• Your objective: Give the number of lines in the records below that include "CIENCIAS". Reply with that number alone.

Data provided section start

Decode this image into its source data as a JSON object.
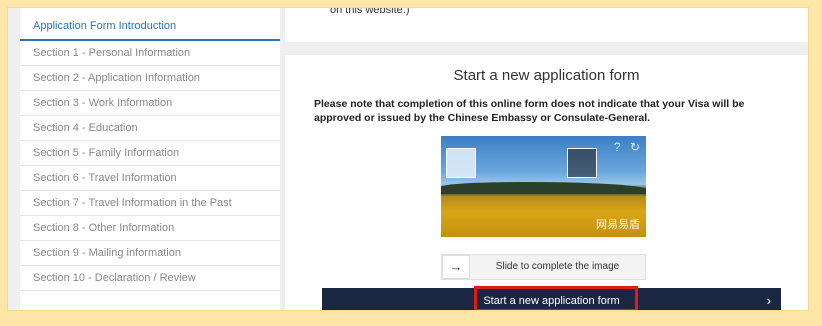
{
  "sidebar": {
    "items": [
      {
        "label": "Application Form Introduction",
        "active": true
      },
      {
        "label": "Section 1 - Personal Information"
      },
      {
        "label": "Section 2 - Application Information"
      },
      {
        "label": "Section 3 - Work Information"
      },
      {
        "label": "Section 4 - Education"
      },
      {
        "label": "Section 5 - Family Information"
      },
      {
        "label": "Section 6 - Travel Information"
      },
      {
        "label": "Section 7 - Travel Information in the Past"
      },
      {
        "label": "Section 8 - Other Information"
      },
      {
        "label": "Section 9 - Mailing information"
      },
      {
        "label": "Section 10 - Declaration / Review"
      }
    ]
  },
  "top_card": {
    "text": "on this website.)"
  },
  "main": {
    "title": "Start a new application form",
    "note": "Please note that completion of this online form does not indicate that your Visa will be approved or issued by the Chinese Embassy or Consulate-General.",
    "captcha": {
      "watermark": "网易易盾",
      "help_icon": "help-icon",
      "refresh_icon": "refresh-icon"
    },
    "slider": {
      "handle_glyph": "→",
      "text": "Slide to complete the image"
    },
    "start_button": {
      "label": "Start a new application form",
      "chevron": "›"
    }
  },
  "colors": {
    "accent": "#2b73b7",
    "button": "#1b2642",
    "highlight": "#e01a1a",
    "page_bg": "#fde6a8"
  }
}
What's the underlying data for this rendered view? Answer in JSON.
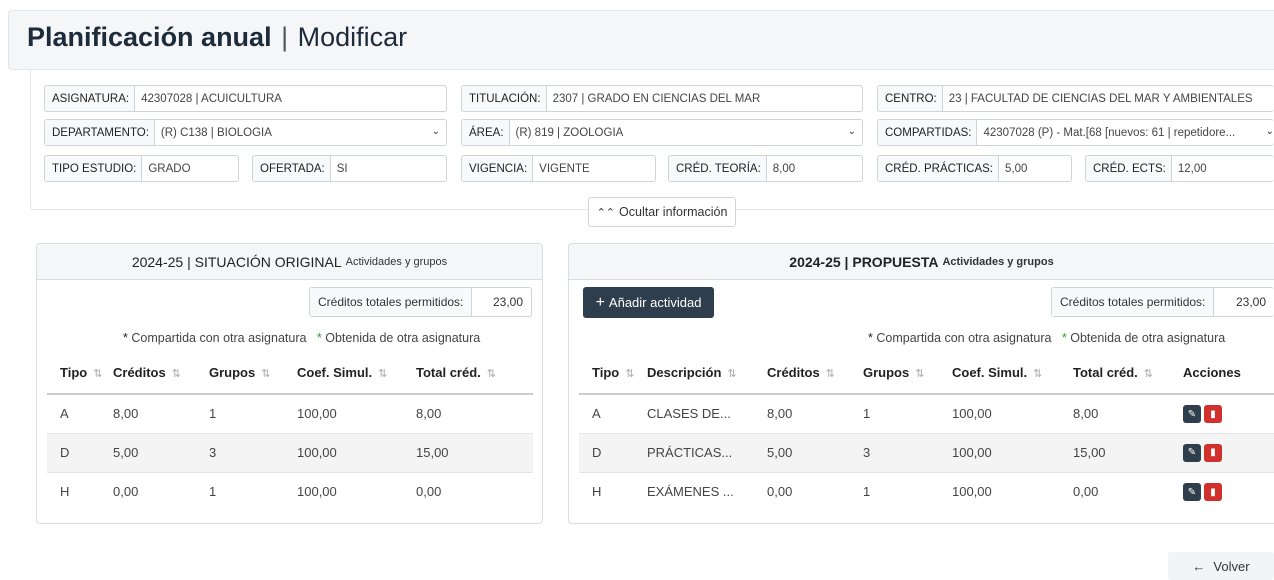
{
  "header": {
    "title_bold": "Planificación anual",
    "separator": "|",
    "title_light": "Modificar"
  },
  "info": {
    "asignatura": {
      "label": "ASIGNATURA:",
      "value": "42307028 | ACUICULTURA"
    },
    "titulacion": {
      "label": "TITULACIÓN:",
      "value": "2307 | GRADO EN CIENCIAS DEL MAR"
    },
    "centro": {
      "label": "CENTRO:",
      "value": "23 | FACULTAD DE CIENCIAS DEL MAR Y AMBIENTALES"
    },
    "departamento": {
      "label": "DEPARTAMENTO:",
      "value": "(R) C138 | BIOLOGIA"
    },
    "area": {
      "label": "ÁREA:",
      "value": "(R) 819 | ZOOLOGIA"
    },
    "compartidas": {
      "label": "COMPARTIDAS:",
      "value": "42307028 (P) - Mat.[68 [nuevos: 61 | repetidore..."
    },
    "tipo_estudio": {
      "label": "TIPO ESTUDIO:",
      "value": "GRADO"
    },
    "ofertada": {
      "label": "OFERTADA:",
      "value": "SÍ"
    },
    "vigencia": {
      "label": "VIGENCIA:",
      "value": "VIGENTE"
    },
    "cred_teoria": {
      "label": "CRÉD. TEORÍA:",
      "value": "8,00"
    },
    "cred_practicas": {
      "label": "CRÉD. PRÁCTICAS:",
      "value": "5,00"
    },
    "cred_ects": {
      "label": "CRÉD. ECTS:",
      "value": "12,00"
    },
    "toggle_label": "Ocultar información"
  },
  "original": {
    "heading_main": "2024-25 | SITUACIÓN ORIGINAL",
    "heading_sub": "Actividades y grupos",
    "credits_label": "Créditos totales permitidos:",
    "credits_value": "23,00",
    "legend_shared": "Compartida con otra asignatura",
    "legend_obtained": "Obtenida de otra asignatura",
    "columns": [
      "Tipo",
      "Créditos",
      "Grupos",
      "Coef. Simul.",
      "Total créd."
    ],
    "rows": [
      [
        "A",
        "8,00",
        "1",
        "100,00",
        "8,00"
      ],
      [
        "D",
        "5,00",
        "3",
        "100,00",
        "15,00"
      ],
      [
        "H",
        "0,00",
        "1",
        "100,00",
        "0,00"
      ]
    ]
  },
  "propuesta": {
    "heading_main": "2024-25 | PROPUESTA",
    "heading_sub": "Actividades y grupos",
    "add_label": "Añadir actividad",
    "credits_label": "Créditos totales permitidos:",
    "credits_value": "23,00",
    "legend_shared": "Compartida con otra asignatura",
    "legend_obtained": "Obtenida de otra asignatura",
    "columns": [
      "Tipo",
      "Descripción",
      "Créditos",
      "Grupos",
      "Coef. Simul.",
      "Total créd.",
      "Acciones"
    ],
    "rows": [
      [
        "A",
        "CLASES DE...",
        "8,00",
        "1",
        "100,00",
        "8,00"
      ],
      [
        "D",
        "PRÁCTICAS...",
        "5,00",
        "3",
        "100,00",
        "15,00"
      ],
      [
        "H",
        "EXÁMENES ...",
        "0,00",
        "1",
        "100,00",
        "0,00"
      ]
    ]
  },
  "footer": {
    "back_label": "Volver"
  },
  "colors": {
    "primary_dark": "#2e3e4c",
    "danger": "#d0312d",
    "obtained_star": "#2aa12a"
  },
  "icons": {
    "toggle": "double-chevron-up-icon",
    "add": "plus-icon",
    "edit": "edit-icon",
    "delete": "trash-icon",
    "back": "arrow-left-icon",
    "sort": "sort-icon",
    "caret": "chevron-down-icon"
  }
}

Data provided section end

• Reply: 2